The Check Sheet is a simple document that is used for collecting data in real time and at the location where the data is generated. It is a form designed for collecting and analysing desired information, and a Quality Tool that can be used in a variety of scenarios. E.g. as part of Continuous Improvement activities or a 8D Problem Solving exercise. It is sometimes also called a tally sheet and is one of the seven basic tools of quality control.
When to use Check Sheets
- Data can be observed and collected repeatedly by either the same person or at the same location.
- When needed to collect data on frequency and identifying patterns of events, problems, defects, and defect location, and for identifying defect causes.
- When collecting data from a manufacturing process.
Basic Types of Check Sheets
There are many types of check sheets that can be designed to collect any data that is needed for further analysis. The five basic types of Check Sheets as listed below.
Process Check Sheet: These check sheets are used to create frequency distribution tally sheets used to construct histograms. A measurement scale is divided into intervals, and measurements are indicated by checking an appropriate interval.
Defect Check Sheet: For this check sheet defects or failure modes are listed and their frequency is recorded.
Defect Location Check Sheet: This Check Sheet is a drawing, photo or render of a product, where defect locations are marked on the sheet. Typically an area will have a concentration of marks, which is valuable information when doing the root cause analysis.
Check List: The items to be performed as part of a task are listed, so that when each is accomplished, it can be indicated as having been completed.
Stratification Check Sheet: Is used to classify defects into categories for additional information. Just knowing you had 82 defects in total does not provide much information to work with, but if you know how many you have on each shift, from which process step or on which variant, it would be very useful for identifying the root cause.
Advantage of using Check Sheets
It is a simple and effective way to collect and display data, and is a good first step in understanding the nature of the problem. It also helps distinguish opinions from facts in problem solving activities.
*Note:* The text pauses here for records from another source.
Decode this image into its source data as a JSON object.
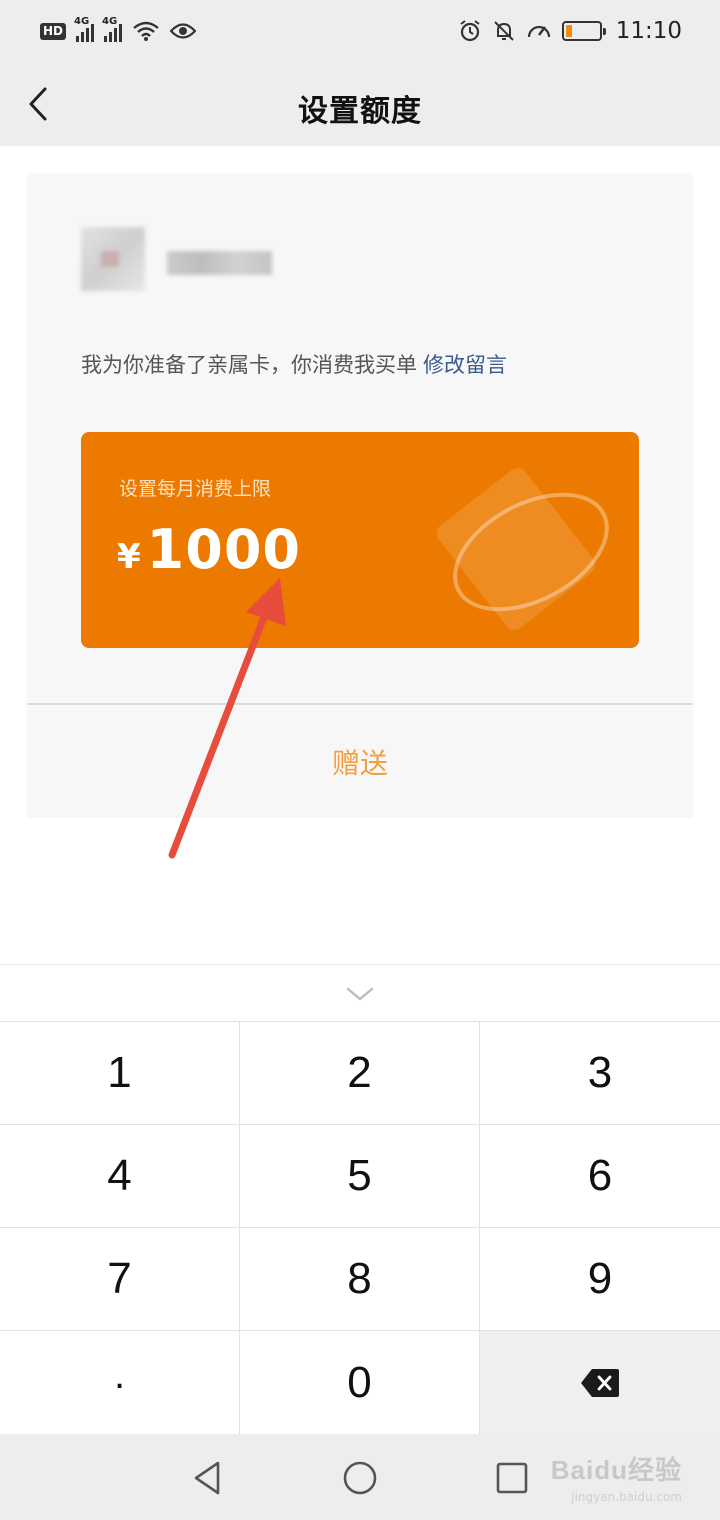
{
  "status_bar": {
    "hd_label": "HD",
    "network_1": "4G",
    "network_2": "4G",
    "time": "11:10",
    "battery_level": 0.2,
    "icons": [
      "hd-icon",
      "signal-icon",
      "signal-icon",
      "wifi-icon",
      "eye-icon",
      "alarm-icon",
      "mute-icon",
      "speed-icon",
      "battery-icon"
    ]
  },
  "nav": {
    "title": "设置额度",
    "back_icon": "chevron-left-icon"
  },
  "card_panel": {
    "message": "我为你准备了亲属卡，你消费我买单",
    "edit_link": "修改留言",
    "card": {
      "label": "设置每月消费上限",
      "currency": "¥",
      "amount": "1000",
      "color": "#ec7a00"
    },
    "send_label": "赠送",
    "send_color": "#f0a040"
  },
  "keyboard": {
    "hide_icon": "chevron-down-icon",
    "keys": [
      "1",
      "2",
      "3",
      "4",
      "5",
      "6",
      "7",
      "8",
      "9",
      ".",
      "0"
    ],
    "backspace_icon": "backspace-icon"
  },
  "system_nav": {
    "icons": [
      "back-triangle-icon",
      "home-circle-icon",
      "recents-square-icon"
    ]
  },
  "watermark": {
    "text": "Baidu经验",
    "sub": "jingyan.baidu.com"
  }
}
If you are interested in Check Sheets and data analysis, then our 8D Problem Solving Training might be interesting for you. The 8D Training is a detailed training on how to effectively solve problems and prevent them from reoccurring, and cover the use of Check Sheet as part of the training.
Alternatively you can continue to our quality training page for an overview of the training we provide.Go to Quality Training